ASSIGNED TASK —
Each entry below should be reproduced character for character.
RECORDS FOR THE EXERCISE section start
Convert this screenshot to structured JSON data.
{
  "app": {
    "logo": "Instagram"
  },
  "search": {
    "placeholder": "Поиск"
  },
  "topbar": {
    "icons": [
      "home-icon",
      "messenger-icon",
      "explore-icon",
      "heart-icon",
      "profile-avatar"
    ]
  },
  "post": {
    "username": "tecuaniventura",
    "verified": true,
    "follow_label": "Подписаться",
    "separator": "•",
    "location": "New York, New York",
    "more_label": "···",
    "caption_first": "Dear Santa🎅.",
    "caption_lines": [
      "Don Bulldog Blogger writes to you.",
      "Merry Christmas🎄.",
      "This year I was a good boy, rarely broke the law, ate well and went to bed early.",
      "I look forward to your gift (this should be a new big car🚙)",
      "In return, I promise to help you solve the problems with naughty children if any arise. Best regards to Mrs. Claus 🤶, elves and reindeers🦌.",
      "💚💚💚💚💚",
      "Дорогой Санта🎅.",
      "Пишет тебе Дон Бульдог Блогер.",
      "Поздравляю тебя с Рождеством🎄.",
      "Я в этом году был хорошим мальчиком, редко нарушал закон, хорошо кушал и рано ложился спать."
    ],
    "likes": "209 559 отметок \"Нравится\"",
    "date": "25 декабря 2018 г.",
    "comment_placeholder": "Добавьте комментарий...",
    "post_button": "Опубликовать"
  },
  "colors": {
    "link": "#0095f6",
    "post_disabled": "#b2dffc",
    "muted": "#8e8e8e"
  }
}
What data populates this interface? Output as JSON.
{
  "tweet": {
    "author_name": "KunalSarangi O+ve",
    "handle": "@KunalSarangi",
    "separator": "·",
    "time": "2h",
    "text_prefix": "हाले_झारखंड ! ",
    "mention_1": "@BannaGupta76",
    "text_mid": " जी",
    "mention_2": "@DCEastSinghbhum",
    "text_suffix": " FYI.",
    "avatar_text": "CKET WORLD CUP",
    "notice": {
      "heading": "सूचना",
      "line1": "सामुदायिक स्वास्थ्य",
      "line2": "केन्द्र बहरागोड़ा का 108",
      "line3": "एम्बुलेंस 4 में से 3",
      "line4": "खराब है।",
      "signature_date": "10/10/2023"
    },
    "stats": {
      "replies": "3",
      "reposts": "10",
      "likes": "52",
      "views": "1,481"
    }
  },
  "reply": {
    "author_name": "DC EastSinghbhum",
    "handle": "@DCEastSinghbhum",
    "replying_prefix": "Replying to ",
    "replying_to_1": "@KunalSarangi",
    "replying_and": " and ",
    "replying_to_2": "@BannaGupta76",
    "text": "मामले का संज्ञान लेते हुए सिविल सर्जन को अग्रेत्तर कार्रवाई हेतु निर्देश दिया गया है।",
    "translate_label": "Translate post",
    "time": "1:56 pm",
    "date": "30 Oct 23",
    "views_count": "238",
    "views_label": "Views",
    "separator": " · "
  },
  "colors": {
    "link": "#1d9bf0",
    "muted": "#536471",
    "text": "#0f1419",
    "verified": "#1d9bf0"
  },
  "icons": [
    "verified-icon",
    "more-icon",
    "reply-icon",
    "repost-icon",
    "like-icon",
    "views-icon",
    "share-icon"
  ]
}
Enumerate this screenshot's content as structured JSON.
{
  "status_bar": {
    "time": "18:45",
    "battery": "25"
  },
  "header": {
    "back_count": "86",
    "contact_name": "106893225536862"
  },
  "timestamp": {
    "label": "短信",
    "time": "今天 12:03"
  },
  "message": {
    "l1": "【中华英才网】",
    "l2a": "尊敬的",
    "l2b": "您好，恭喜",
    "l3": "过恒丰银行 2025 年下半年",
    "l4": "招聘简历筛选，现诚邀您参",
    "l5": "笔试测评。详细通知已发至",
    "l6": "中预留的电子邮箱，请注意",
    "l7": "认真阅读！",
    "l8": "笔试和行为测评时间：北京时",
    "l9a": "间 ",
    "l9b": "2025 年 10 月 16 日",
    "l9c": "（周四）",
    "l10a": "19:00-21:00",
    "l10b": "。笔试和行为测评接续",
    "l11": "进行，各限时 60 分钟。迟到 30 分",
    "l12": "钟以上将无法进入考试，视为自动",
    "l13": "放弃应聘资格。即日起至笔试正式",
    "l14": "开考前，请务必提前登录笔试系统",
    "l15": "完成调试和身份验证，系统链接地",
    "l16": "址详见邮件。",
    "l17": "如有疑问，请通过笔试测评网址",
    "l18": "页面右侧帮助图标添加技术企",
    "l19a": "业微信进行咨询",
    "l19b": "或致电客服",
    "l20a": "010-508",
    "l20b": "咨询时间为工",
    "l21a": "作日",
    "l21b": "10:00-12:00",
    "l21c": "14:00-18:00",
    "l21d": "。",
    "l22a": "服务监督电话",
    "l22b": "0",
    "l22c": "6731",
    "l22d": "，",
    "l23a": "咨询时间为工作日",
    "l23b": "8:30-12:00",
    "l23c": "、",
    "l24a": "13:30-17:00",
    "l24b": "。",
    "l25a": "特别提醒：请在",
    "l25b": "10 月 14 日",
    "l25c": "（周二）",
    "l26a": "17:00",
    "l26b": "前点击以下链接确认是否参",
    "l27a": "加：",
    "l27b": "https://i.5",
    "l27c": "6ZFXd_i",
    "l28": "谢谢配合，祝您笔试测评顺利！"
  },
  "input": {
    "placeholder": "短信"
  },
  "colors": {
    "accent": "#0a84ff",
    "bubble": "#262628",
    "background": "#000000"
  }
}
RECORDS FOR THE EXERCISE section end
RESULT OF THE TASK —
Convert this screenshot to structured JSON data.
{
  "app": {
    "logo": "Instagram"
  },
  "search": {
    "placeholder": "Поиск"
  },
  "topbar": {
    "icons": [
      "home-icon",
      "messenger-icon",
      "explore-icon",
      "heart-icon",
      "profile-avatar"
    ]
  },
  "post": {
    "username": "tecuaniventura",
    "verified": true,
    "follow_label": "Подписаться",
    "separator": "•",
    "location": "New York, New York",
    "more_label": "···",
    "caption_first": "Dear Santa🎅.",
    "caption_lines": [
      "Don Bulldog Blogger writes to you.",
      "Merry Christmas🎄.",
      "This year I was a good boy, rarely broke the law, ate well and went to bed early.",
      "I look forward to your gift (this should be a new big car🚙)",
      "In return, I promise to help you solve the problems with naughty children if any arise. Best regards to Mrs. Claus 🤶, elves and reindeers🦌.",
      "💚💚💚💚💚",
      "Дорогой Санта🎅.",
      "Пишет тебе Дон Бульдог Блогер.",
      "Поздравляю тебя с Рождеством🎄.",
      "Я в этом году был хорошим мальчиком, редко нарушал закон, хорошо кушал и рано ложился спать."
    ],
    "likes": "209 559 отметок \"Нравится\"",
    "date": "25 декабря 2018 г.",
    "comment_placeholder": "Добавьте комментарий...",
    "post_button": "Опубликовать"
  },
  "colors": {
    "link": "#0095f6",
    "post_disabled": "#b2dffc",
    "muted": "#8e8e8e"
  }
}
What data populates this interface? Output as JSON.
{
  "tweet": {
    "author_name": "KunalSarangi O+ve",
    "handle": "@KunalSarangi",
    "separator": "·",
    "time": "2h",
    "text_prefix": "हाले_झारखंड ! ",
    "mention_1": "@BannaGupta76",
    "text_mid": " जी",
    "mention_2": "@DCEastSinghbhum",
    "text_suffix": " FYI.",
    "avatar_text": "CKET WORLD CUP",
    "notice": {
      "heading": "सूचना",
      "line1": "सामुदायिक स्वास्थ्य",
      "line2": "केन्द्र बहरागोड़ा का 108",
      "line3": "एम्बुलेंस 4 में से 3",
      "line4": "खराब है।",
      "signature_date": "10/10/2023"
    },
    "stats": {
      "replies": "3",
      "reposts": "10",
      "likes": "52",
      "views": "1,481"
    }
  },
  "reply": {
    "author_name": "DC EastSinghbhum",
    "handle": "@DCEastSinghbhum",
    "replying_prefix": "Replying to ",
    "replying_to_1": "@KunalSarangi",
    "replying_and": " and ",
    "replying_to_2": "@BannaGupta76",
    "text": "मामले का संज्ञान लेते हुए सिविल सर्जन को अग्रेत्तर कार्रवाई हेतु निर्देश दिया गया है।",
    "translate_label": "Translate post",
    "time": "1:56 pm",
    "date": "30 Oct 23",
    "views_count": "238",
    "views_label": "Views",
    "separator": " · "
  },
  "colors": {
    "link": "#1d9bf0",
    "muted": "#536471",
    "text": "#0f1419",
    "verified": "#1d9bf0"
  },
  "icons": [
    "verified-icon",
    "more-icon",
    "reply-icon",
    "repost-icon",
    "like-icon",
    "views-icon",
    "share-icon"
  ]
}
Enumerate this screenshot's content as structured JSON.
{
  "status_bar": {
    "time": "18:45",
    "battery": "25"
  },
  "header": {
    "back_count": "86",
    "contact_name": "106893225536862"
  },
  "timestamp": {
    "label": "短信",
    "time": "今天 12:03"
  },
  "message": {
    "l1": "【中华英才网】",
    "l2a": "尊敬的",
    "l2b": "您好，恭喜",
    "l3": "过恒丰银行 2025 年下半年",
    "l4": "招聘简历筛选，现诚邀您参",
    "l5": "笔试测评。详细通知已发至",
    "l6": "中预留的电子邮箱，请注意",
    "l7": "认真阅读！",
    "l8": "笔试和行为测评时间：北京时",
    "l9a": "间 ",
    "l9b": "2025 年 10 月 16 日",
    "l9c": "（周四）",
    "l10a": "19:00-21:00",
    "l10b": "。笔试和行为测评接续",
    "l11": "进行，各限时 60 分钟。迟到 30 分",
    "l12": "钟以上将无法进入考试，视为自动",
    "l13": "放弃应聘资格。即日起至笔试正式",
    "l14": "开考前，请务必提前登录笔试系统",
    "l15": "完成调试和身份验证，系统链接地",
    "l16": "址详见邮件。",
    "l17": "如有疑问，请通过笔试测评网址",
    "l18": "页面右侧帮助图标添加技术企",
    "l19a": "业微信进行咨询",
    "l19b": "或致电客服",
    "l20a": "010-508",
    "l20b": "咨询时间为工",
    "l21a": "作日",
    "l21b": "10:00-12:00",
    "l21c": "14:00-18:00",
    "l21d": "。",
    "l22a": "服务监督电话",
    "l22b": "0",
    "l22c": "6731",
    "l22d": "，",
    "l23a": "咨询时间为工作日",
    "l23b": "8:30-12:00",
    "l23c": "、",
    "l24a": "13:30-17:00",
    "l24b": "。",
    "l25a": "特别提醒：请在",
    "l25b": "10 月 14 日",
    "l25c": "（周二）",
    "l26a": "17:00",
    "l26b": "前点击以下链接确认是否参",
    "l27a": "加：",
    "l27b": "https://i.5",
    "l27c": "6ZFXd_i",
    "l28": "谢谢配合，祝您笔试测评顺利！"
  },
  "input": {
    "placeholder": "短信"
  },
  "colors": {
    "accent": "#0a84ff",
    "bubble": "#262628",
    "background": "#000000"
  }
}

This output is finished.